◆ **EXERCISE GOAL**:
From the line that contains "Read all visible content and emit it as JSON." to the last line of the records below, retype each line exactly; leave out everything else.

◆ **SUPPLIED INFORMATION**:

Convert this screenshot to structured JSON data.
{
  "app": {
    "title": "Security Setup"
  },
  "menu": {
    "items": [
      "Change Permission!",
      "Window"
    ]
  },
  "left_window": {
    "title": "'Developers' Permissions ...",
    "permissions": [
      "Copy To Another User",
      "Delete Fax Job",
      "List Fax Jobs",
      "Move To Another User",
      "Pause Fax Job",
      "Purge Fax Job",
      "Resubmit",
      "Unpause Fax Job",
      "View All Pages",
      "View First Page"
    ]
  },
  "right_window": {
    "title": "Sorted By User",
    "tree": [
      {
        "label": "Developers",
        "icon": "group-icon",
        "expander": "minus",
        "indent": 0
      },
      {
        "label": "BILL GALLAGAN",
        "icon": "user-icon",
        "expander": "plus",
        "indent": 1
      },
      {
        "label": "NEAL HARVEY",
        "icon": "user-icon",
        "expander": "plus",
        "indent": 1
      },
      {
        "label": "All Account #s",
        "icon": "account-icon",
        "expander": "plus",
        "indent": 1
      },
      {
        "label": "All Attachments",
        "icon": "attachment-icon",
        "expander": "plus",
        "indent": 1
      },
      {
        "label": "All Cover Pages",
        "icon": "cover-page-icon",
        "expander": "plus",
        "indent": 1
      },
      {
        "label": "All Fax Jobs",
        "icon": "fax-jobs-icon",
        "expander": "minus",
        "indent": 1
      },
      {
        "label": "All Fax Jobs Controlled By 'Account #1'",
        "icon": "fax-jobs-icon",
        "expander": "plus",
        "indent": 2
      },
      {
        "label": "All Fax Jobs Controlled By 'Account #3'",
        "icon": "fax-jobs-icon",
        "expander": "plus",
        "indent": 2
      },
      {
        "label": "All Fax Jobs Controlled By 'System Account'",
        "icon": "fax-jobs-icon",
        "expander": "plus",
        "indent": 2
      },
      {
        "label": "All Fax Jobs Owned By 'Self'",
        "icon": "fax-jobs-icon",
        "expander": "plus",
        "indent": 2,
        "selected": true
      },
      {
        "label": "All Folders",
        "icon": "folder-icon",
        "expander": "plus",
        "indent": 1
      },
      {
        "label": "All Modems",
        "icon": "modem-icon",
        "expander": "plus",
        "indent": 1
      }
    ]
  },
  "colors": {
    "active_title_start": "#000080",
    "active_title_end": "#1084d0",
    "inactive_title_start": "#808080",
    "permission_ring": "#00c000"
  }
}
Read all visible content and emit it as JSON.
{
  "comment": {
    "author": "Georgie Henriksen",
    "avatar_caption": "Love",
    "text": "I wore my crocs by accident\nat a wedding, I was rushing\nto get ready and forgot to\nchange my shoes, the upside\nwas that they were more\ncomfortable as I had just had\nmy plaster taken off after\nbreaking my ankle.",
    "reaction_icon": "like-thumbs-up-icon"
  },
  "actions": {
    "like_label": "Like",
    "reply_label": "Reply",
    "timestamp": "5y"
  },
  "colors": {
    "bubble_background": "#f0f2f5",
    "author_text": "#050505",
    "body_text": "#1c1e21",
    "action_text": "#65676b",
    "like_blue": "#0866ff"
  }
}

◆ **WRITTEN SOLUTION**:
Read all visible content and emit it as JSON.
{
  "comment": {
    "author": "Georgie Henriksen",
    "avatar_caption": "Love",
    "text": "I wore my crocs by accident\nat a wedding, I was rushing\nto get ready and forgot to\nchange my shoes, the upside\nwas that they were more\ncomfortable as I had just had\nmy plaster taken off after\nbreaking my ankle.",
    "reaction_icon": "like-thumbs-up-icon"
  },
  "actions": {
    "like_label": "Like",
    "reply_label": "Reply",
    "timestamp": "5y"
  },
  "colors": {
    "bubble_background": "#f0f2f5",
    "author_text": "#050505",
    "body_text": "#1c1e21",
    "action_text": "#65676b",
    "like_blue": "#0866ff"
  }
}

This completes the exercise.